You can read that story here:
And in the third story, I profiled a venture capital firm that is explicitly seeding firms who focus on becoming middlemen with market power. I went into the history of middlemen monopolists, going over powerful examples such as Google and Standard Oil. The investment firm is named, amusingly enough, Equal Ventures. That investors are openly claiming they want to finance firms who engage in ‘monopolization,’ which is by statute illegal, is a pretty stark reminder of how far we have to go.
What I’m Reading
It's Time to Ask Patients to Quit Social Media, Emergency Medicine News BIG reader Dr. Jacob Lentz wrote this important piece on why social media is bad for us, and likely fueling a suicide epidemic. As a Twitter addict, I can attest to the negative effects of these services. When I am off Twitter, even for a short time, my mental state improves dramatically. As Lentz put it, “Physicians need to start saying that these products are literally killing people.”
'There’s a Recession Coming': The Rich Rush To Offload Luxury Properties, Vice. The Cantillon effect and Miami Real Estate…
FTC turns up the heat on Trump-era defense merger, Politico. Whoa. Lina Khan is considering breaking up Lockheed Martin by forcing a spinoff of its Orbital-ATK rocket engine subsidiary, which it used to monopolize the nuclear missile arsenal. I wrote about Lockheed’s market power in 2019.
Deteriorating container flow shows disconnect with signs of ‘normalization, Journal of Commerce
US formula shortage persists and will 'take a while to fix', CNN. Turns out that all the grandiose claims of military aircraft full of baby formula were overstated, and stores are still having a really tough time stocking up. I also learned that group purchasing organizations in hospitals are big buyers of baby formula, and that GPOs might be adding to the shortage problem.
Amazon Faces Fierce Competition in Health Ambitions After One Medical Deal, Wall Street Journal. I did a Twitter thread on why Amazon buying doctor clinic network One Medical is dangerous. There are any number of ways the ecommerce giant could exploit this purchase.
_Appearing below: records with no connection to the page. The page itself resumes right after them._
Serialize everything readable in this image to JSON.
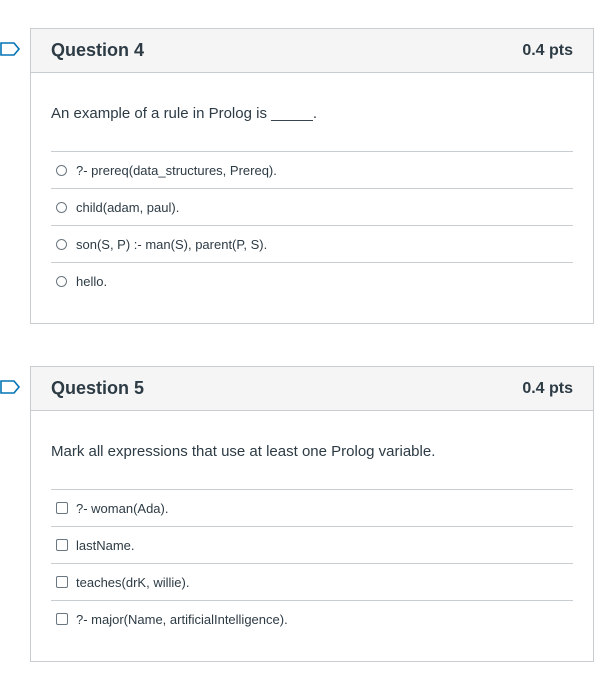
{
  "questions": [
    {
      "title": "Question 4",
      "points": "0.4 pts",
      "prompt": "An example of a rule in Prolog is _____.",
      "input_type": "radio",
      "answers": [
        "?- prereq(data_structures, Prereq).",
        "child(adam, paul).",
        "son(S, P) :- man(S), parent(P, S).",
        "hello."
      ]
    },
    {
      "title": "Question 5",
      "points": "0.4 pts",
      "prompt": "Mark all expressions that use at least one Prolog variable.",
      "input_type": "checkbox",
      "answers": [
        "?- woman(Ada).",
        "lastName.",
        "teaches(drK, willie).",
        "?- major(Name, artificialIntelligence)."
      ]
    }
  ],
  "colors": {
    "accent": "#0374b5",
    "border": "#c7cdd1",
    "header_bg": "#f5f5f5",
    "text": "#2d3b45"
  },
  "icons": {
    "flag": "flag-icon",
    "radio": "radio-icon",
    "checkbox": "checkbox-icon"
  }
}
That said, I suspect the real reason that Amazon bought One Medical isn’t due to some well-thought out strategic plan, but because they thought ‘we’ll buy it now and figure out our strategy later.’ It’s a lot like Whole Foods or PillPack, both of which were not particularly successful mergers. Amazon has a history of throwing tons of money around at every venture it can, and a lot of that ends up wasted. A few times, though, they are able to get a $100B+ monopoly out of the attempt.
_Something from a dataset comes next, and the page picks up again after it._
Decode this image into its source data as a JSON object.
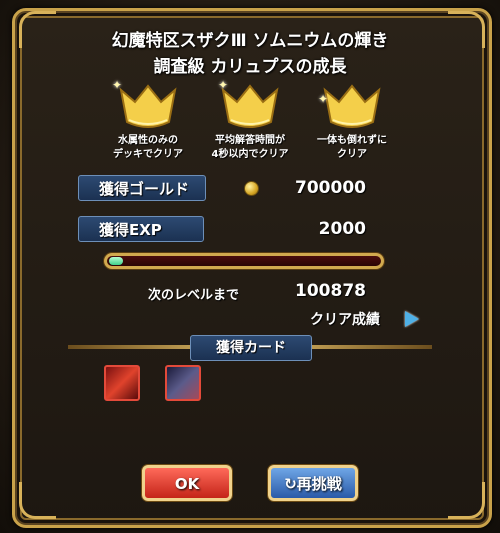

Senators Warren, Markey and Representative Seth Moulton Fight to Save the North Shore Birth Center, Senator Elizabeth Warren. I hate it when doctors and hospitals try to shut down birthing centers run by midwives. It happens a lot, and it’s such a clear move to eliminate rivals that offer a healthy and cheaper alternative to standard birthing services.
Market review of card scheme and processing fees, Payment System Regulator. Great U.K. report on credit card swipe fees. Swipe fees shouldn’t exist, but more than that, all the rebates and rewards you get from your credit cards are, like frequent flyer mileage, fundamentally a scam to raise prices in ways you won’t notice or on people who have no other choice but to pay.
And finally, BookShop.org looks neat.
Thanks for reading. Send me tips on weird monopolies, stories I’ve missed, or comments by clicking on the title of this newsletter. And if you liked this issue of BIG, you can sign up here for more issues of BIG, a newsletter on how to restore fair commerce, innovation and democracy. If you really liked it, read my book, Goliath: The 100-Year War Between Monopoly Power and Democracy.